As Monika Burgett sought treatment for her son that prosecutors say was unnecessary, she convinced doctors at Cincinnati Children’s Hospital Medical Center that she was a physician.
Burgett “became a member the health care team,” as her then-3-year-old son was treated with drugs including Oxycodone and methadone, Dr. Robert Shapiro testified Tuesday in Burgett’s trial.
Doctors eventually came to believe Burgett, 39, was lying about the boy’s symptoms and reported suspected child abuse to Hamilton County Job and Family Services.
Burgett had also managed to convince family members – including her husband and sister – that she was a doctor.
“They believed it for many years,” Assistant Prosecutor Anne Flanagan said during opening statements in Hamilton County Common Pleas Court.
Flanagan said Burgett’s lies extended to two GoFundMe pages created on behalf of the boy. Among the false claims, according to testimony, was that he had a brain tumor.
Burgett had his head and eyebrows shaved, took photos of him and posted them on the pages, Flanagan said.
The GoFundMe pages amassed approximately $40,000 in donations.
Based on Burgett’s claims, Flanagan told jurors, her husband and others thought “that this little boy had cancer and was terminal.”
Burgett, who previously lived in Texas, took the boy to hospitals in Austin, Dallas and Houston before bringing him to Cincinnati Children’s Hospital Medical Center in 2015. He also was hospitalized in Tennessee.
Burgett’s reports of fake symptoms, Flanagan said, led to “unnecessary and excessive treatment.”
“This little…child was living a life of sedation – of tubes stuck in his face and nose, tubes in his intestines and stomach,” Flanagan said.
He was removed from Burgett’s custody in March 2016, according to testimony, and placed in foster care. Within a week, the boy, now 5 years old, was thriving.
After being cared for at Children’s Hospital without his mother’s input, he was “running around the room from the bed to the couch” with spaghetti sauce “around his mouth,” Shapiro testified.
“He needed no pain medication whatsoever,” Shapiro said. “He ate like a champ.”
According to juvenile court documents the boy, as of June 20, was living with his father in Texas.
Burgett’s attorney, M.J. Hugan, said the boy had numerous medical problems – she pointed to stacks of binders filled with records – and needed medical care since being born extremely premature at 25 weeks.
He was diagnosed with neurofibromatosis, a genetic disorder, which caused a growth inside his mouth.

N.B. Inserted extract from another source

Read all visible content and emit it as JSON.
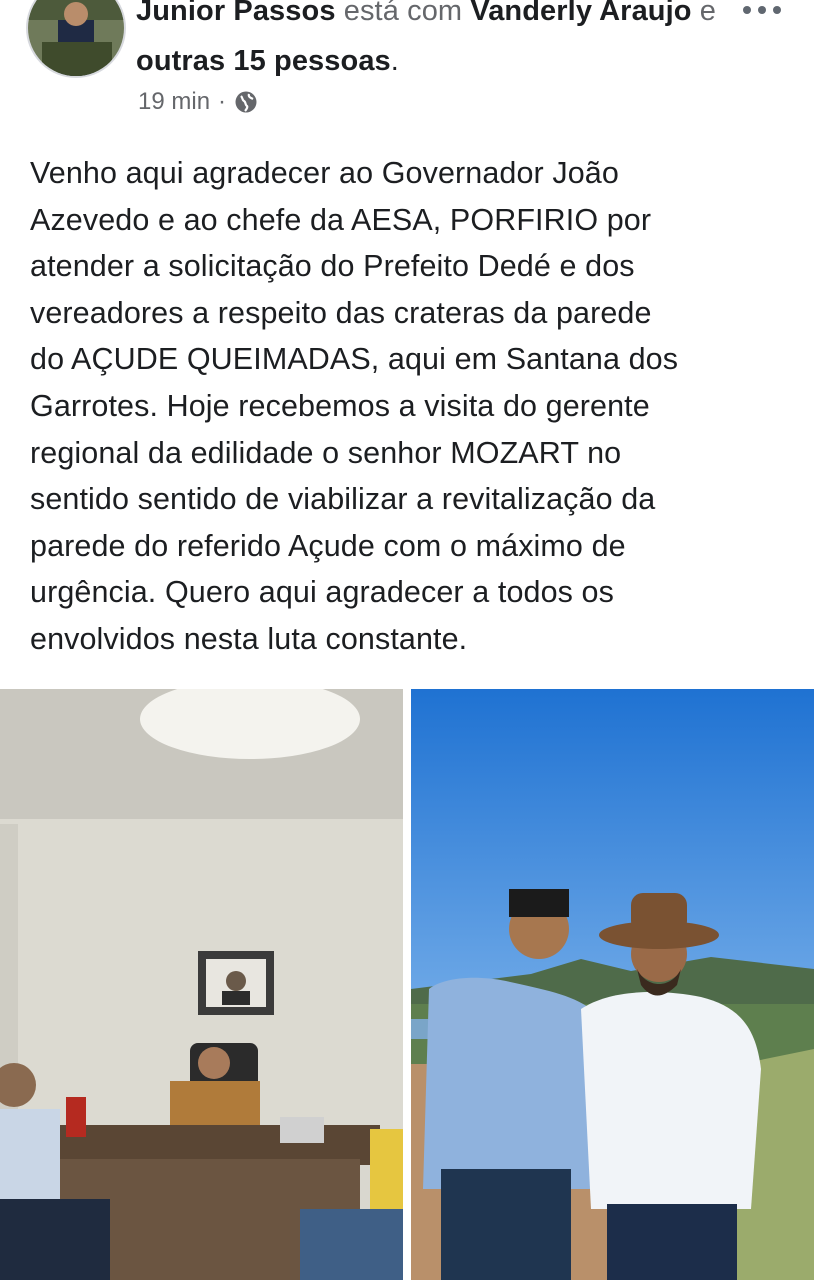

Doctors, she said, had authorized the treatments and procedures.
Hugan said Burgett sought treatment at multiple facilities because the boy's medical issues were complex. Doctors had made errors, as well.
Hugan said doctors at one Texas hospital didn’t realize her son had suffered a brain injury after a vehicle crash. She took him to another hospital, where he was properly diagnosed and underwent two brain surgeries.
“What she was trying to do, is get care – get the right care for her child,” Hugan told jurors in opening statements.
Hugan acknowledged that Burgett lied about being a doctor. Her previous husband is a doctor and she had been with him during medical school, Hugan said.
“At some point, she adopted the idea she was a physician,” Hugan told jurors.
Testimony will continue Wednesday before Judge Curt Hartman. Burgett is charged with child abuse, felonious assault and telecommunications fraud.
Officials at Children’s Hospital declined to comment about Burgett’s role in her son's treatment.
Chris Graves contributed to this report.